Start of Data for this task
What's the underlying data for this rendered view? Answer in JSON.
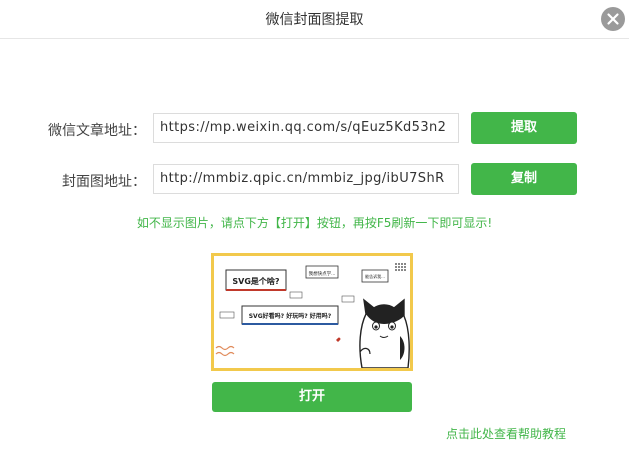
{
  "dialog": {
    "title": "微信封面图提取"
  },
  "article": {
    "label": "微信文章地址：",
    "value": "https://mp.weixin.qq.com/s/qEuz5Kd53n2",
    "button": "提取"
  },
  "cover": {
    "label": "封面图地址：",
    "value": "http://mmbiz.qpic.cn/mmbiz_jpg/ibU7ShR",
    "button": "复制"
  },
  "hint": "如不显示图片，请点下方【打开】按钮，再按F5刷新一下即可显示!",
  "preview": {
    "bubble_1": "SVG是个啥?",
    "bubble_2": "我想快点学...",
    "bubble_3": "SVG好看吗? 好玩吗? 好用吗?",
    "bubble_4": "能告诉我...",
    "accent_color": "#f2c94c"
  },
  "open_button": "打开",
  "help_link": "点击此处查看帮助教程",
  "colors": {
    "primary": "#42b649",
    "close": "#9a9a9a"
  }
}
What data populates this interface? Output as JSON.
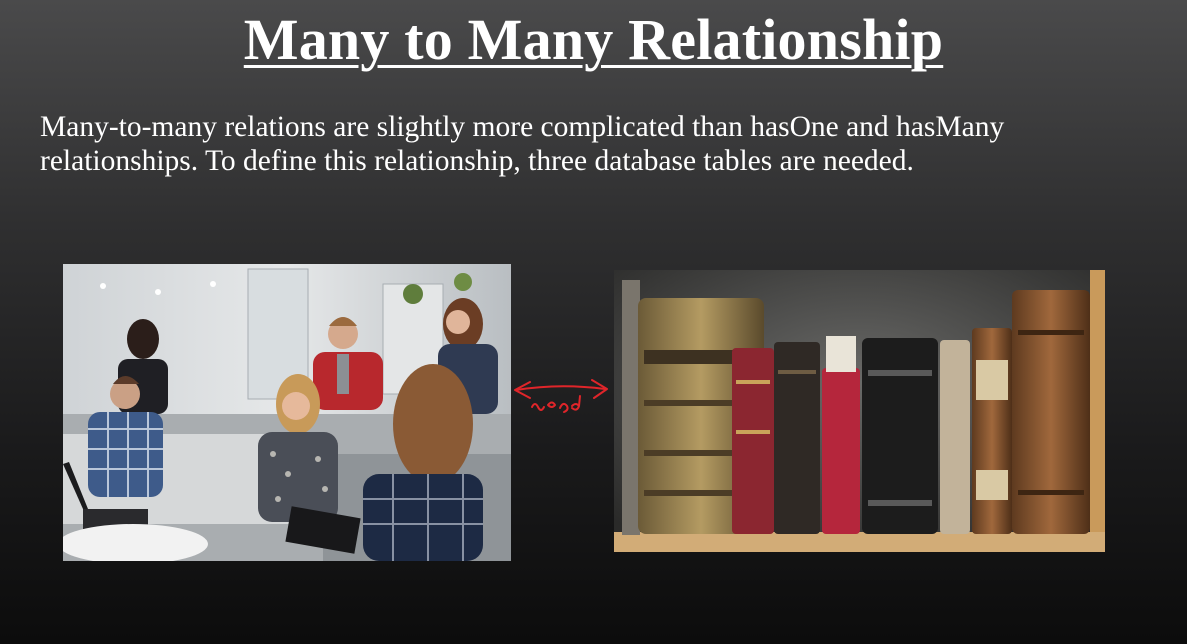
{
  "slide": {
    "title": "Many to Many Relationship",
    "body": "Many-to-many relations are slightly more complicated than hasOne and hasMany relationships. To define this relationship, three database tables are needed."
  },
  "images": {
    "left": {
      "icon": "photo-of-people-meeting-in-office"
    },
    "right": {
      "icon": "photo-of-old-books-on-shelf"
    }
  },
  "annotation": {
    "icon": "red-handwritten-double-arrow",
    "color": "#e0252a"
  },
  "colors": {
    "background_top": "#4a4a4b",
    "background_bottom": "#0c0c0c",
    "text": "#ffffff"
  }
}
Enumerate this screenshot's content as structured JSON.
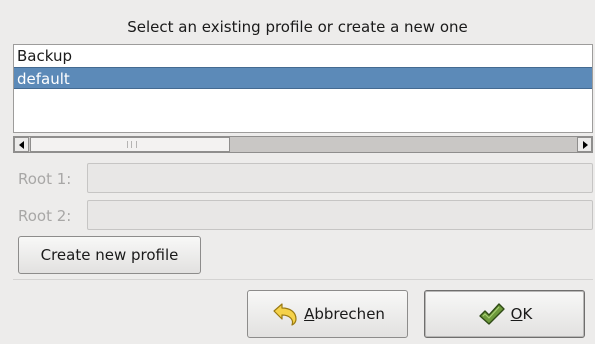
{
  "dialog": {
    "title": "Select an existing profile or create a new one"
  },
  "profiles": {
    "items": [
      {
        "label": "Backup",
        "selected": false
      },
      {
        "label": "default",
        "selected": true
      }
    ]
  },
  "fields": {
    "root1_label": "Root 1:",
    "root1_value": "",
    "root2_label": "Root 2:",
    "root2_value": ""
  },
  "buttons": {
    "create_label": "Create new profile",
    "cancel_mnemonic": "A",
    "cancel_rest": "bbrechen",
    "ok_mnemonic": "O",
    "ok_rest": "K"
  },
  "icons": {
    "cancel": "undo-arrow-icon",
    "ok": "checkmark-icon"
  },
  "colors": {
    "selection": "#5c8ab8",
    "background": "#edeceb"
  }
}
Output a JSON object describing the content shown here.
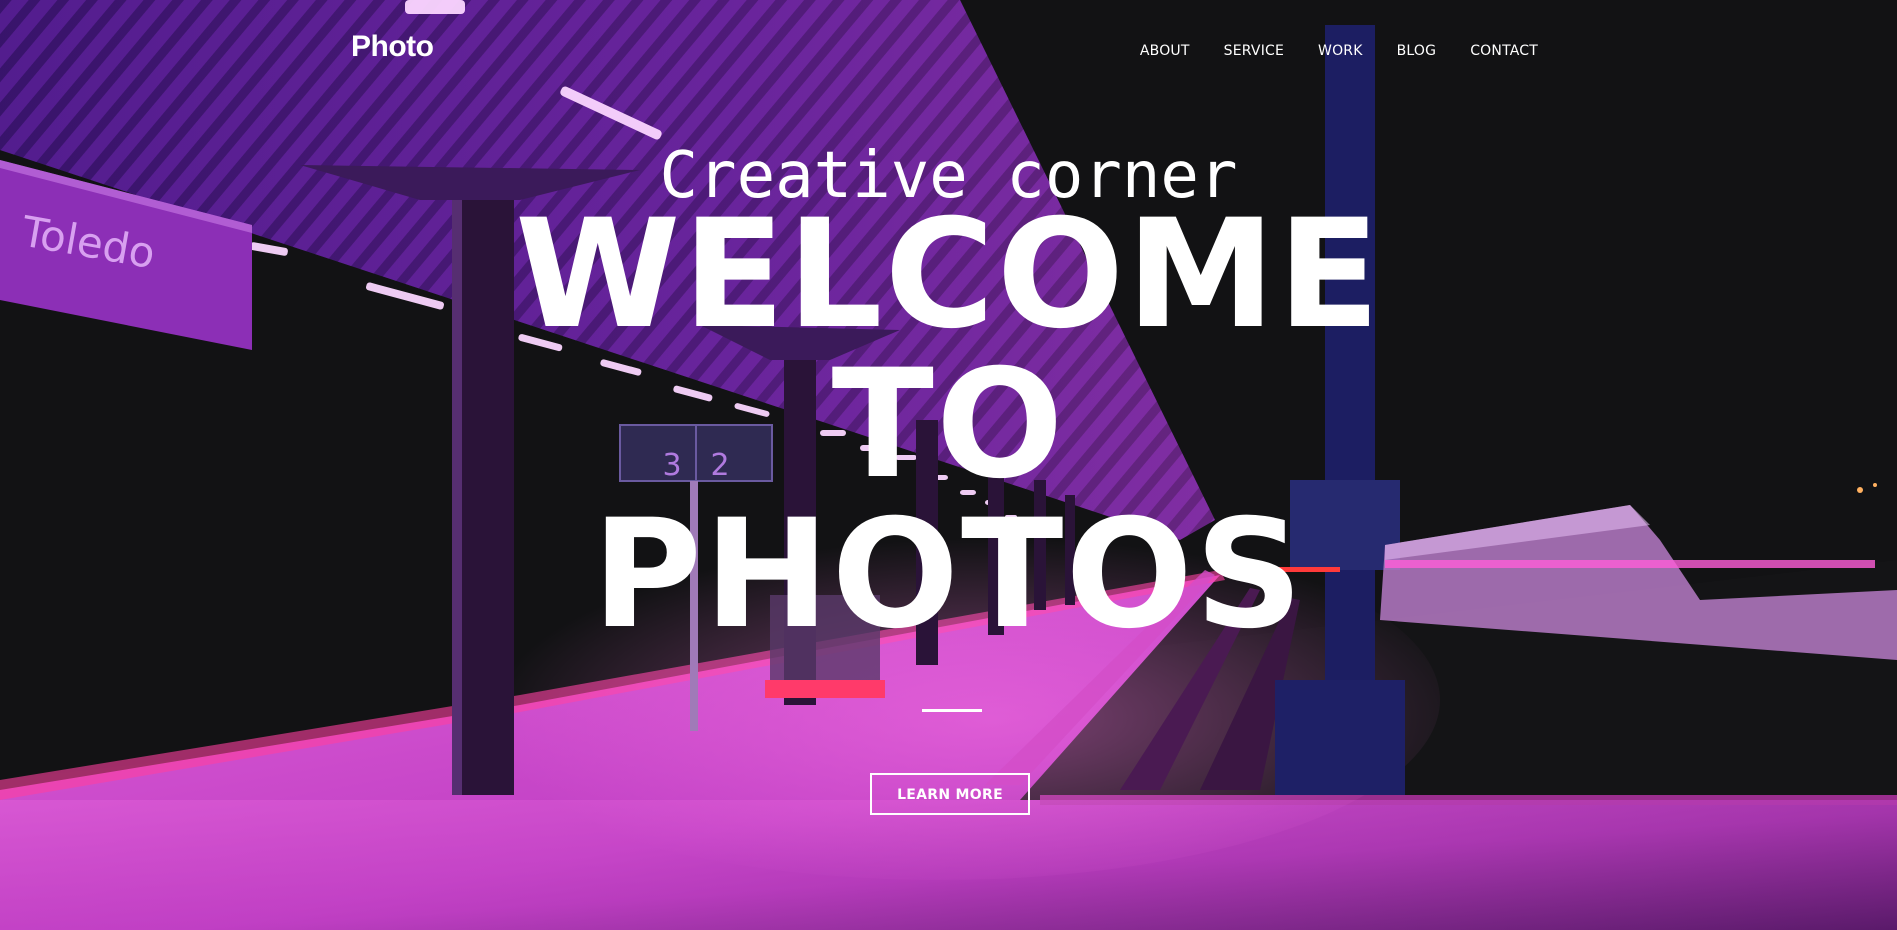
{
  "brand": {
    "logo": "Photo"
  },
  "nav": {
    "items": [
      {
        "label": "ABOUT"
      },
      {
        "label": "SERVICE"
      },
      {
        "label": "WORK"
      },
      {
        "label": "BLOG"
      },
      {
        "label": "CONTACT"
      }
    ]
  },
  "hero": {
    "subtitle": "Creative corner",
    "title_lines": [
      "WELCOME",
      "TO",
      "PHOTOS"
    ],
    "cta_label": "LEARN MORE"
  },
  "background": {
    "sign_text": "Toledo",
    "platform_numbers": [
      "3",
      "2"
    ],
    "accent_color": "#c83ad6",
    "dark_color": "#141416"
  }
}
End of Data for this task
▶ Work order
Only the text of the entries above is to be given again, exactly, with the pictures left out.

▶ Output for this exercise
What's the underlying data for this rendered view? Answer in JSON.
{
  "dialog": {
    "title": "微信封面图提取"
  },
  "article": {
    "label": "微信文章地址：",
    "value": "https://mp.weixin.qq.com/s/qEuz5Kd53n2",
    "button": "提取"
  },
  "cover": {
    "label": "封面图地址：",
    "value": "http://mmbiz.qpic.cn/mmbiz_jpg/ibU7ShR",
    "button": "复制"
  },
  "hint": "如不显示图片，请点下方【打开】按钮，再按F5刷新一下即可显示!",
  "preview": {
    "bubble_1": "SVG是个啥?",
    "bubble_2": "我想快点学...",
    "bubble_3": "SVG好看吗? 好玩吗? 好用吗?",
    "bubble_4": "能告诉我...",
    "accent_color": "#f2c94c"
  },
  "open_button": "打开",
  "help_link": "点击此处查看帮助教程",
  "colors": {
    "primary": "#42b649",
    "close": "#9a9a9a"
  }
}
What data populates this interface? Output as JSON.
{
  "slide": {
    "title": "Many to Many Relationship",
    "body": "Many-to-many relations are slightly more complicated than hasOne and hasMany relationships. To define this relationship, three database tables are needed."
  },
  "images": {
    "left": {
      "icon": "photo-of-people-meeting-in-office"
    },
    "right": {
      "icon": "photo-of-old-books-on-shelf"
    }
  },
  "annotation": {
    "icon": "red-handwritten-double-arrow",
    "color": "#e0252a"
  },
  "colors": {
    "background_top": "#4a4a4b",
    "background_bottom": "#0c0c0c",
    "text": "#ffffff"
  }
}
Enumerate this screenshot's content as structured JSON.
{
  "dialog": {
    "title": "Select an existing profile or create a new one"
  },
  "profiles": {
    "items": [
      {
        "label": "Backup",
        "selected": false
      },
      {
        "label": "default",
        "selected": true
      }
    ]
  },
  "fields": {
    "root1_label": "Root 1:",
    "root1_value": "",
    "root2_label": "Root 2:",
    "root2_value": ""
  },
  "buttons": {
    "create_label": "Create new profile",
    "cancel_mnemonic": "A",
    "cancel_rest": "bbrechen",
    "ok_mnemonic": "O",
    "ok_rest": "K"
  },
  "icons": {
    "cancel": "undo-arrow-icon",
    "ok": "checkmark-icon"
  },
  "colors": {
    "selection": "#5c8ab8",
    "background": "#edeceb"
  }
}
Output a JSON object describing the content shown here.
{
  "brand": {
    "logo": "Photo"
  },
  "nav": {
    "items": [
      {
        "label": "ABOUT"
      },
      {
        "label": "SERVICE"
      },
      {
        "label": "WORK"
      },
      {
        "label": "BLOG"
      },
      {
        "label": "CONTACT"
      }
    ]
  },
  "hero": {
    "subtitle": "Creative corner",
    "title_lines": [
      "WELCOME",
      "TO",
      "PHOTOS"
    ],
    "cta_label": "LEARN MORE"
  },
  "background": {
    "sign_text": "Toledo",
    "platform_numbers": [
      "3",
      "2"
    ],
    "accent_color": "#c83ad6",
    "dark_color": "#141416"
  }
}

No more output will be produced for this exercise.